Drug companies recently announced they are voluntarily changing the labels for OTC cold and cough medicines in a nod to the arguments from physicians who care for children that these medications may have significant risks, even for children over age 4, if not given correctly. So, what’s a parent to do?
I join the FDA in making these recommendations to parents who use OTC cold medications for children over age 4:
• Do not give children medications labeled only for adults.
• Choose OTC cough and cold medicines with child-resistant safety caps, and keep them out of reach of little ones.
• Be very careful if you are giving more than one medicine to a child — make sure that they do not have the same type of “active ingredients.” If you use two medicines that have the same or similar active ingredients, a child could get too much of one, which could be dangerous. For example, do not give a child more than one medicine that has a decongestant.

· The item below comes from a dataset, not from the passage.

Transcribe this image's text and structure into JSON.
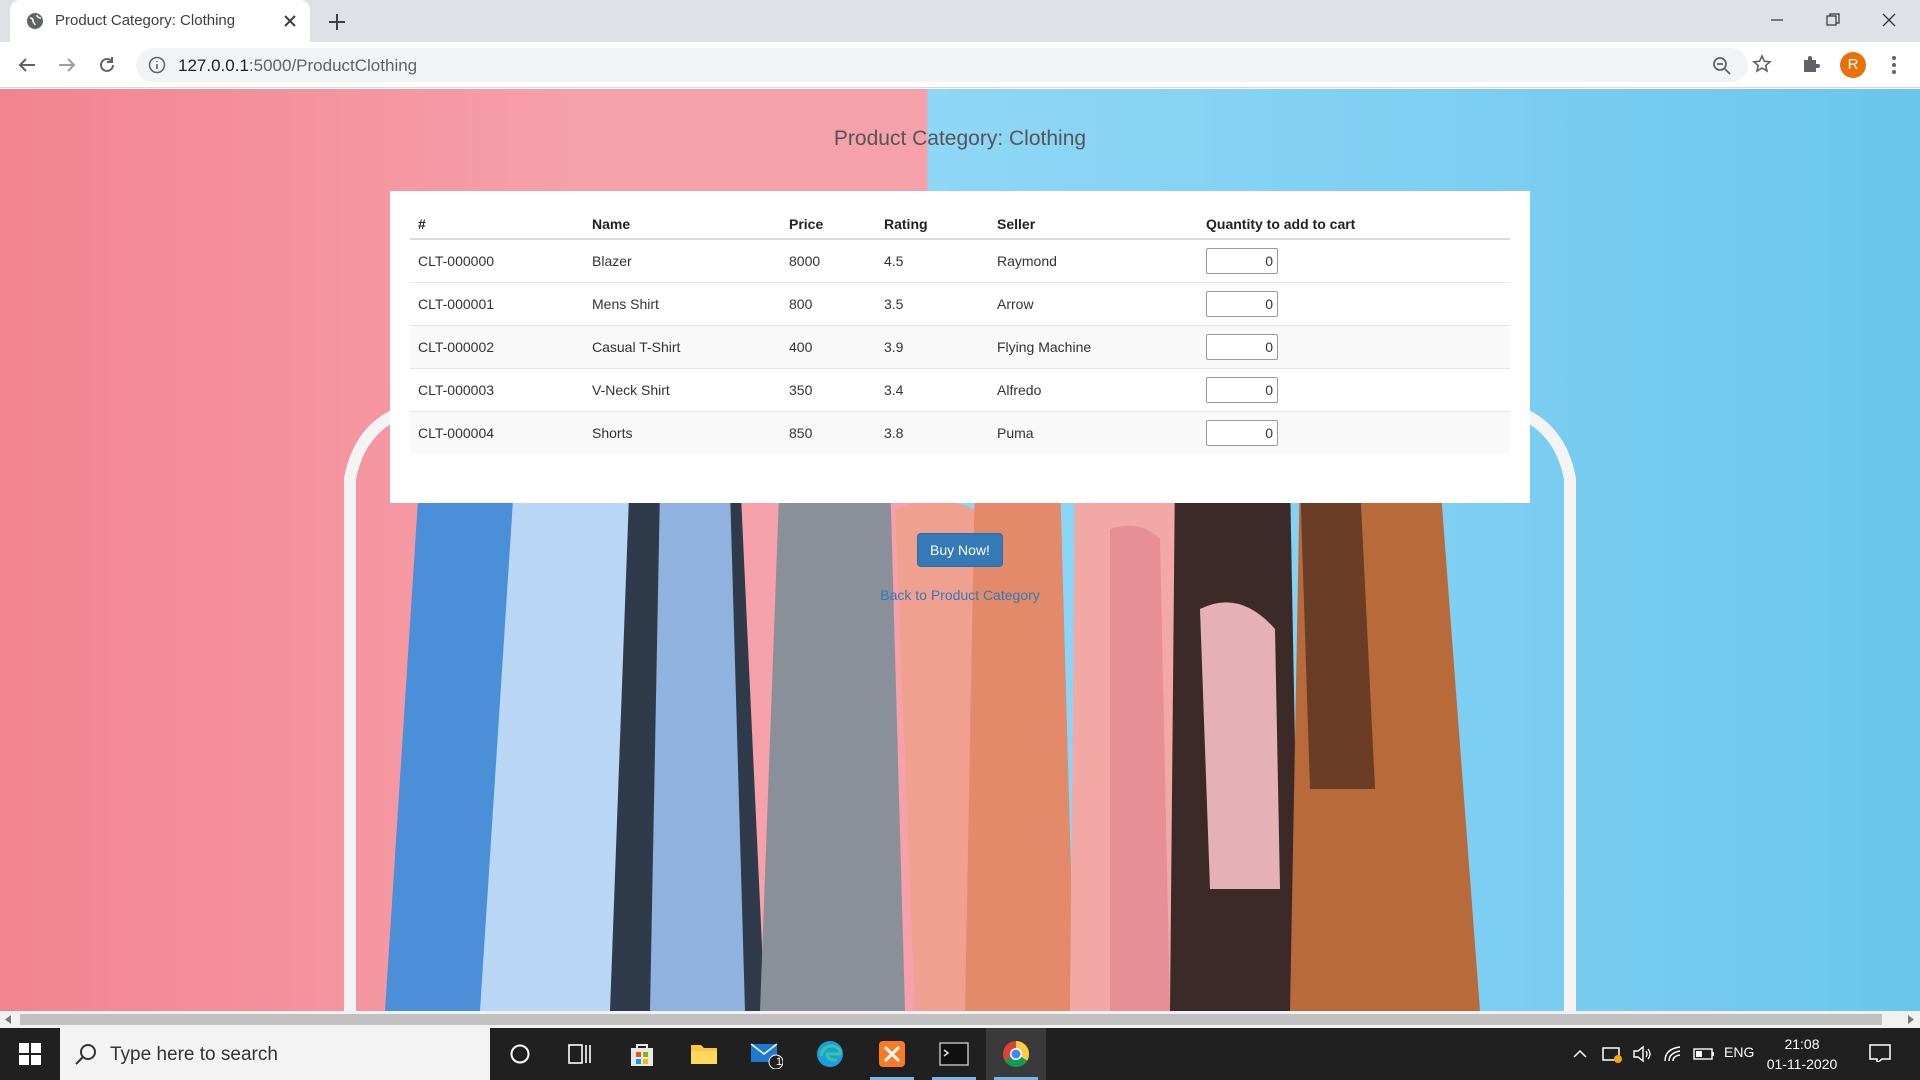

• Only use measuring devices that come with the medicine or those specially made for measuring drugs. Do not use common household spoons to measure medicines for children because they come in imprecise sizes and are not meant for measuring medicines.

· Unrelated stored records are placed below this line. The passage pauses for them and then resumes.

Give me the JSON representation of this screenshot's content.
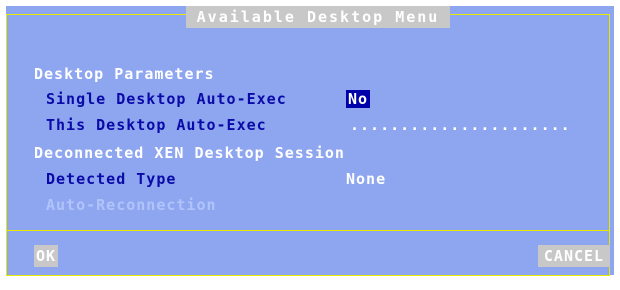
{
  "window": {
    "title": "Available Desktop Menu"
  },
  "sections": {
    "desktop_parameters": "Desktop Parameters",
    "deconnected_session": "Deconnected XEN Desktop Session"
  },
  "fields": {
    "single_autoexec": {
      "label": "Single Desktop Auto-Exec",
      "value": "No"
    },
    "this_autoexec": {
      "label": "This Desktop Auto-Exec",
      "value": "......................"
    },
    "detected_type": {
      "label": "Detected Type",
      "value": "None"
    },
    "auto_reconnection": {
      "label": "Auto-Reconnection"
    }
  },
  "buttons": {
    "ok": "OK",
    "cancel": "CANCEL"
  },
  "colors": {
    "panel_bg": "#8ea6ef",
    "frame": "#e8e800",
    "label_navy": "#0a0aa8",
    "selection": "#0000aa",
    "button_bg": "#c8c8c8"
  }
}
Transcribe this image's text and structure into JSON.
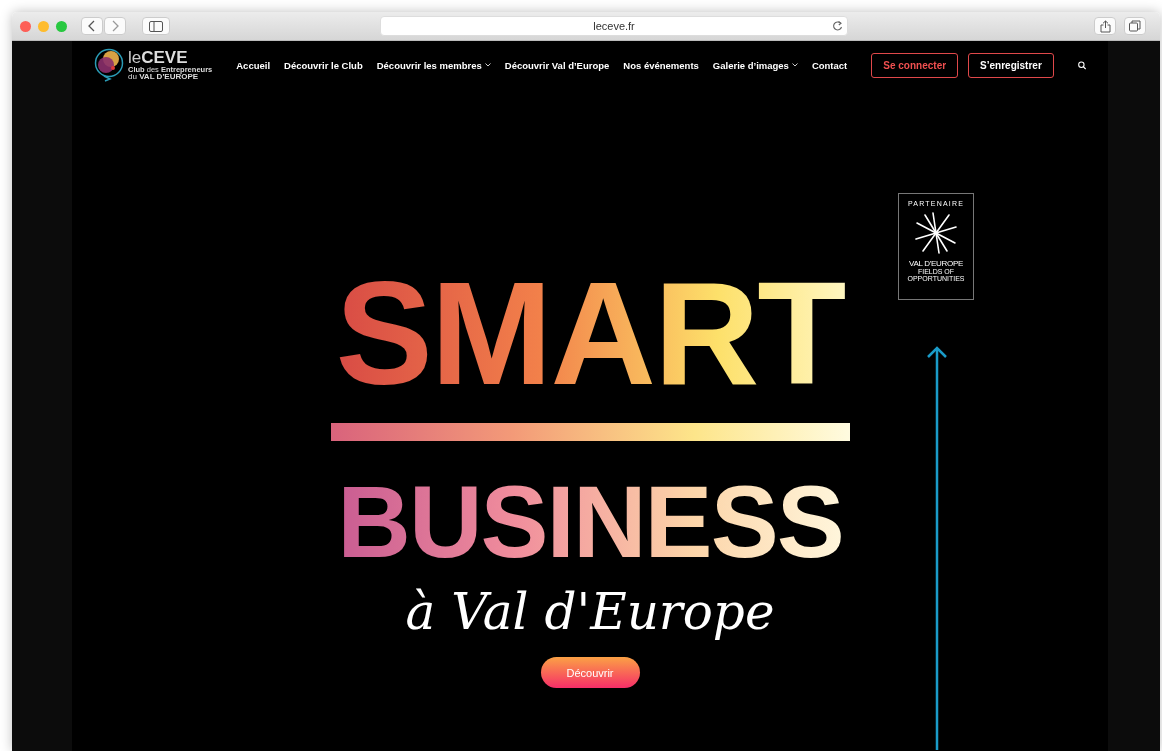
{
  "browser": {
    "url": "leceve.fr"
  },
  "logo": {
    "name_light": "le",
    "name_bold": "CEVE",
    "line1_a": "Club",
    "line1_b": "des",
    "line1_c": "Entrepreneurs",
    "line2_a": "du",
    "line2_b": "VAL D'EUROPE"
  },
  "nav": [
    {
      "label": "Accueil",
      "dropdown": false
    },
    {
      "label": "Découvrir le Club",
      "dropdown": false
    },
    {
      "label": "Découvrir les membres",
      "dropdown": true
    },
    {
      "label": "Découvrir Val d’Europe",
      "dropdown": false
    },
    {
      "label": "Nos événements",
      "dropdown": false
    },
    {
      "label": "Galerie d’images",
      "dropdown": true
    },
    {
      "label": "Contact",
      "dropdown": false
    }
  ],
  "actions": [
    {
      "label": "Se connecter",
      "kind": "accent"
    },
    {
      "label": "S’enregistrer",
      "kind": "plain"
    }
  ],
  "partner": {
    "heading": "PARTENAIRE",
    "name": "VAL D'EUROPE",
    "tagline_1": "FIELDS OF",
    "tagline_2": "OPPORTUNITIES"
  },
  "hero": {
    "title": "SMART",
    "subtitle": "BUSINESS",
    "script": "à Val d'Europe",
    "button": "Découvrir"
  }
}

• Understand that using OTC cough and cold medicines does not cure the cold or cough or even cut short the time your child is sick. These medicines only treat your child’s symptoms.
You can learn more at the FDA website in an article entitled How to Give Medicine to Children.